Coat of Arms and Banners
During the early Middle Ages warriors had a hard time trying to identify who they were fighting in battles and tournaments. The knights of the 1100's decided to solve this problem by creating special designs called Coat of Arms for their shields. The knight picked almost any design he liked including pictures of lions, dragons, eagles, falcons, crowns, diamonds, and other shapes. Coat of Arms were later added to tunics and shoulder guards wore by the knights. They were also embroidered or woven onto banners that were carried by the knights into battle.
Fathers passed down their Coat of Arms to their oldest sons. Younger sons wore a version of their father's Arms. The rule was that the younger son had to change the design somewhat. If the warrior died without a male heir, his daughter was allowed to combine her father's Coat of Arms with her husband's.
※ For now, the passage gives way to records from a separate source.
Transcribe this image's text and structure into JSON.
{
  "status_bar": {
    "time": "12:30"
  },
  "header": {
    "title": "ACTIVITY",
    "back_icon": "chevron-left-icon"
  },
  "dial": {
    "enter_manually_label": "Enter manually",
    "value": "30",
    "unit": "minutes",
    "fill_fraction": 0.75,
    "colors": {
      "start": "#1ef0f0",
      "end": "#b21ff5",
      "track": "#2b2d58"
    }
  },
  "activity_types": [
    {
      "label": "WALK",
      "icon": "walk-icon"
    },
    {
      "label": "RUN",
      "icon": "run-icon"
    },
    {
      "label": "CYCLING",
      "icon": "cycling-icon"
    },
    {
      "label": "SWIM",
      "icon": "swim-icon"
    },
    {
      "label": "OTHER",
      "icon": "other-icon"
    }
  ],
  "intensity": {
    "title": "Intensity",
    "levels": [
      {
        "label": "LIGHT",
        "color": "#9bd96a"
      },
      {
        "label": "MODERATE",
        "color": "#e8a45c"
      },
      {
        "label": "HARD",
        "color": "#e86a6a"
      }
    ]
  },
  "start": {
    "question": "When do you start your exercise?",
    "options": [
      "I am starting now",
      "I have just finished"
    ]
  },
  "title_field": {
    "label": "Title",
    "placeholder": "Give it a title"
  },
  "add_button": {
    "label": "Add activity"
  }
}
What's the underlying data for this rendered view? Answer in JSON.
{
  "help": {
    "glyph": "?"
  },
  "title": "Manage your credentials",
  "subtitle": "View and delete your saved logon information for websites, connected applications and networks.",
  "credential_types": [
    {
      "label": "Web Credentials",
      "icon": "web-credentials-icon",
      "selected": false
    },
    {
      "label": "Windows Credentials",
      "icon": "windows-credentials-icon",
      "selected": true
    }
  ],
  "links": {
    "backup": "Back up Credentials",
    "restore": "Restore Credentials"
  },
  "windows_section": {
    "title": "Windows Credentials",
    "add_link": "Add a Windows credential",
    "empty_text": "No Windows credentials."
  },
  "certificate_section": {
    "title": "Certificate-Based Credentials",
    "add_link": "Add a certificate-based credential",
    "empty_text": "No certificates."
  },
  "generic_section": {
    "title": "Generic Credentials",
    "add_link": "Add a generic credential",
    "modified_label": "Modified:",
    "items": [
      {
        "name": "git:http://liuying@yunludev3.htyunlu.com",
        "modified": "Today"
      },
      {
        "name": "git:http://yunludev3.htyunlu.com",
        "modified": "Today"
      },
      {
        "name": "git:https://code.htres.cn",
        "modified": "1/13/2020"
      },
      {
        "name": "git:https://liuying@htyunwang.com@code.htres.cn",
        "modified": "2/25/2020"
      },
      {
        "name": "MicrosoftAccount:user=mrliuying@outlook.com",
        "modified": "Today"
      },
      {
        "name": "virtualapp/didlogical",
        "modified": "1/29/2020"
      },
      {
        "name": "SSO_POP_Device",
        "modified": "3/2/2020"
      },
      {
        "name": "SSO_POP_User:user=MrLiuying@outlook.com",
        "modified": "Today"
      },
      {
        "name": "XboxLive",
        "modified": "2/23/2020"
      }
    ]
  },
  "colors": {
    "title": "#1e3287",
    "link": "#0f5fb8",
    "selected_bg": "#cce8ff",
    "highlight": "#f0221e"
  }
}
Tapestries were often used as wall hangings and as curtains to help keep out the drafts in the castle. They were made of wool.
One famous tapestry is the Bayeaux
Tapestry. Woven into the tapestry was pictures of the Norman conquest of England in 1066.
The pictures and words on the tapestry were embroidered with colored wool onto linen. The
tapestry is over two hundred feet long and about twenty inches wide.